Warsaw is in discussions with Sweden over a potential acquisition of airborne early warning and control (AEW&C) system aircraft.
“We are very advanced in acquiring early warning aircraft from Sweden,” defence minister Mariusz Blaszczak said following a meeting with his Swedish counterpart Pal Jonson on 22 May. “We are already conducting detailed negotiations. I hope that they will be successful in the short term.”
Blaszczak’s comments prompted speculation that Poland could purchase the Bombardier Global 6000/6500-based GlobalEye surveillance aircraft from Saab. However, on 25 May, the nation’s MND armament agency said it is “in negotiations to acquire two Saab 340 AEW&C [aircraft] for the Polish armed forces, which in the short term will ensure the ability to detect and warn about air threats”.

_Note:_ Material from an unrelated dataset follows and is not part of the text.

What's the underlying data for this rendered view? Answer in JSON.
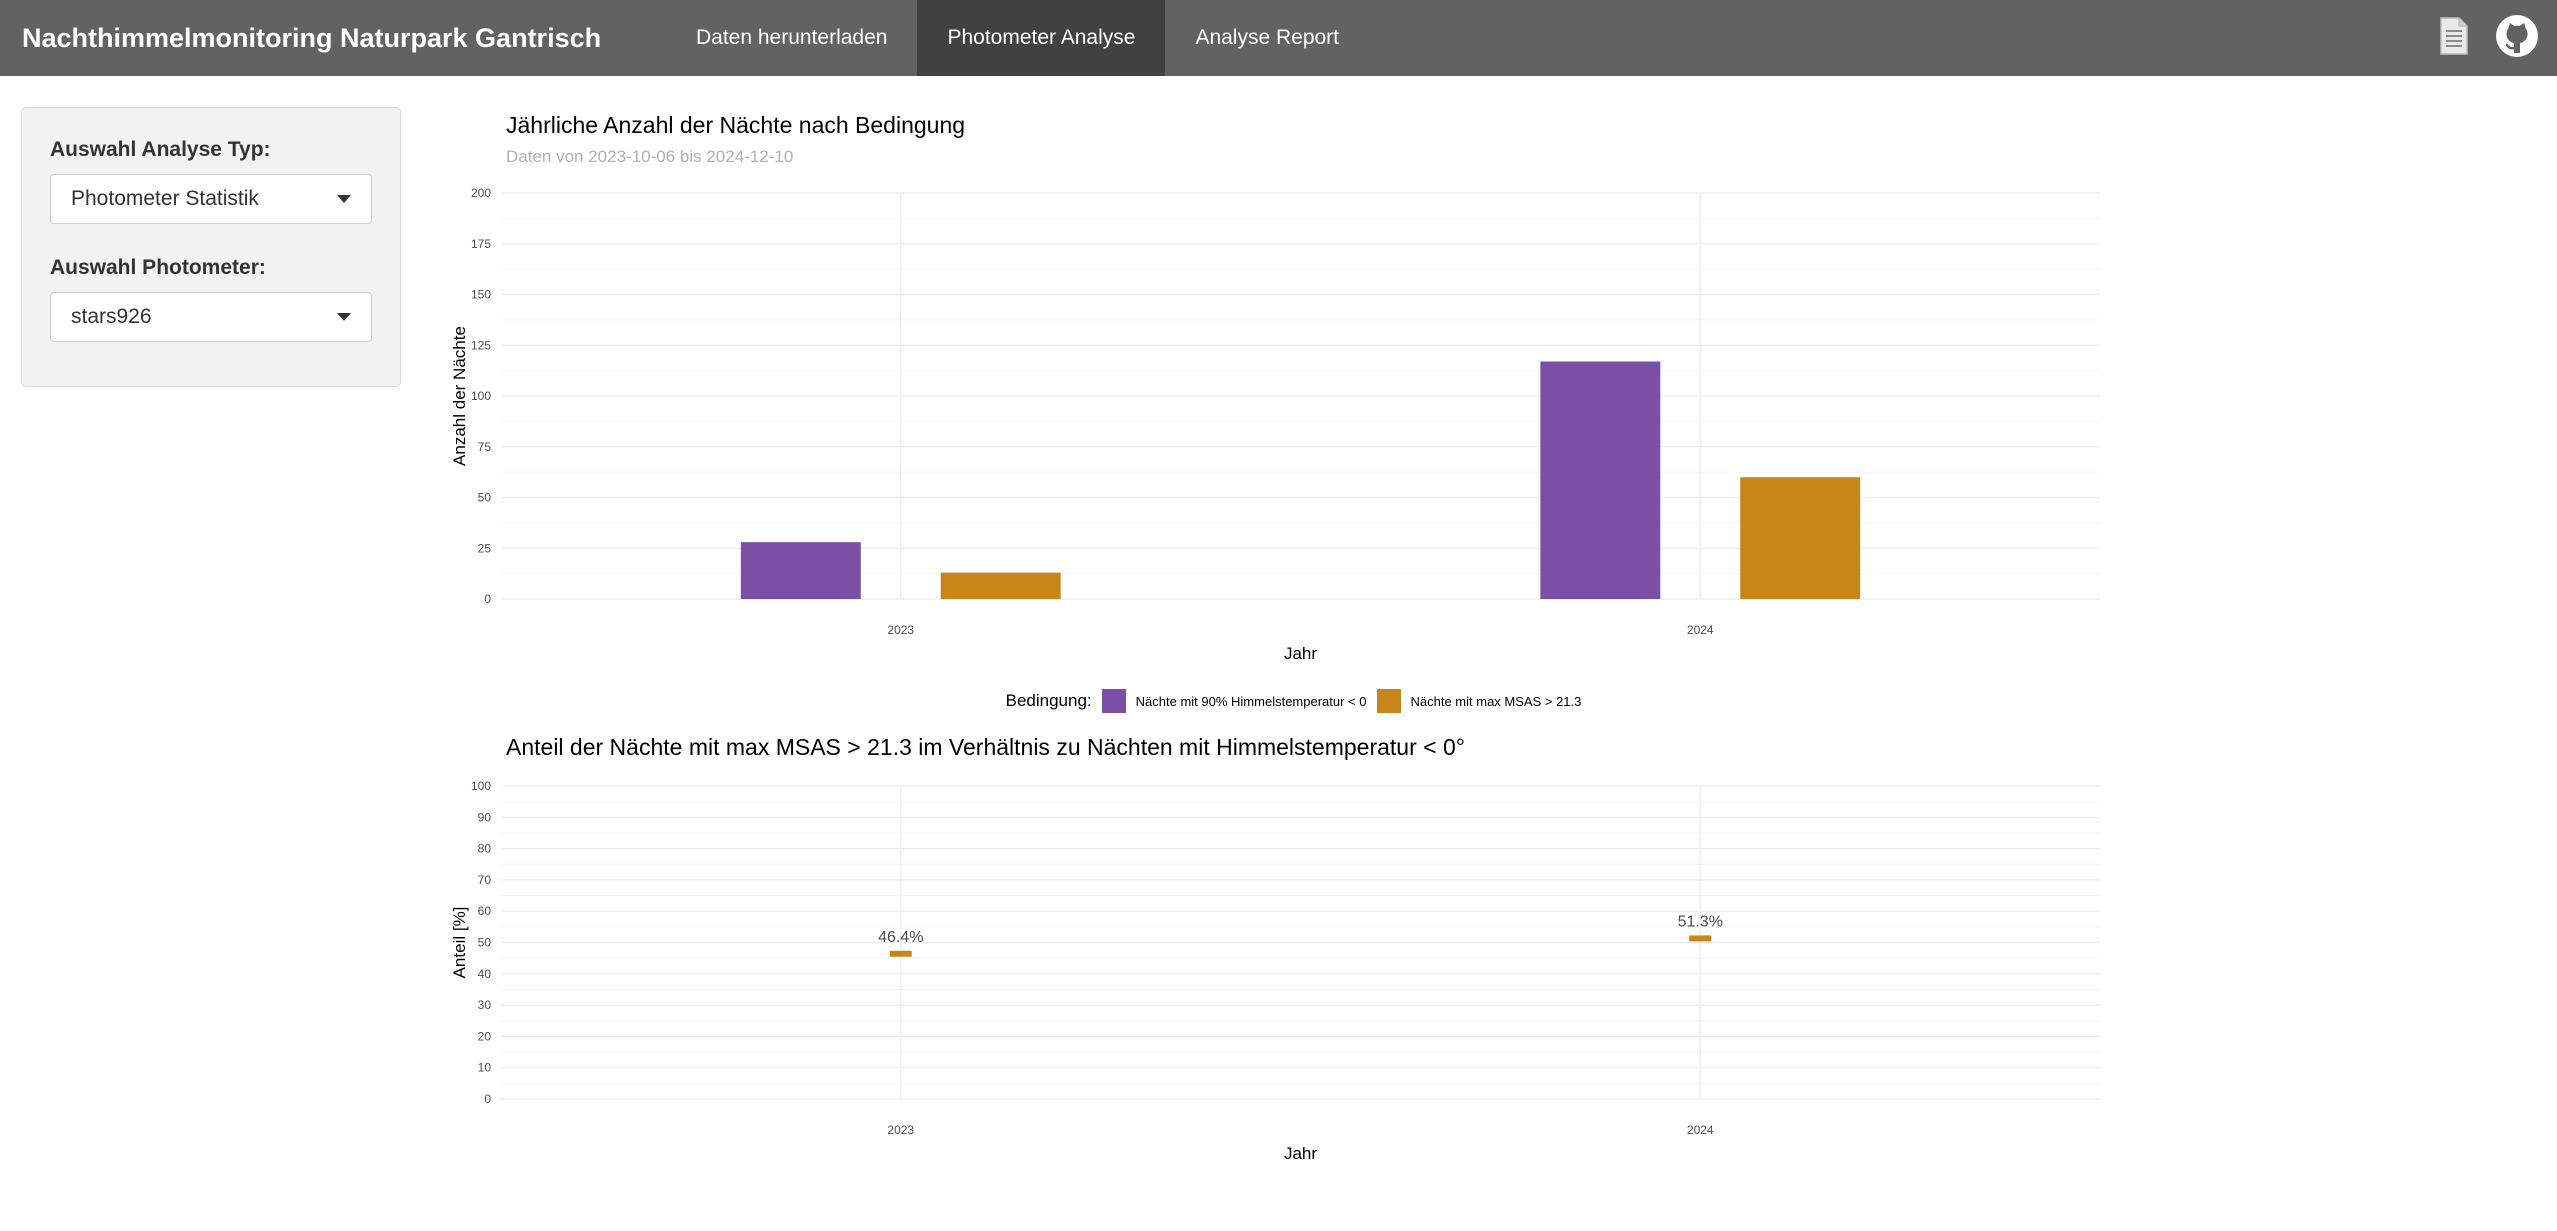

However, the agency adds: “We do not exclude the purchase of more technologically advanced early warning aircraft in the future”.
If completed, the proposed deal is likely to involve a pair of Erieye radar-equipped Saab 340s which were purchased by the United Arab Emirates (UAE) in late 2009. Both aircraft were retired in December 2020 and returned to Saab, with the UAE being its launch customer for the GlobalEye, with three of an eventual five examples now in use.
Sources suggest that the ex-UAE aircraft could be delivered to Poland as soon as this year or during 2024, if a contract is signed soon. By contrast, an introduction of the more capable GlobalEye would take until 2027.
A Polish air force acquisition of AEW&C aircraft has been postulated by commentators and experts for years. Such aircraft would be supplemented by air-defence radars carried by tethered aerostats, via a planned purchase under Warsaw’s Barbara programme.
The MND recently submitted a request to the USA to acquire four reconnaissance aerostats, with candidates being the Lockheed Martin Tethered Aerostat Radar System and Raytheon’s Joint Land Attack Cruise Missile Defense Elevated Netted Sensor System.
Poland’s airspace is currently monitored by NATO Boeing E-3 Airborne Warning and Control System aircraft, but the nation’s goal is to increase operational awareness for systems including combat aircraft.
An introduction of Saab 340s via Sweden would enable the service to develop its own AEW&C capabilities, and potentially share surveillance data with other European countries.
Saab declines to comment about the potential deal.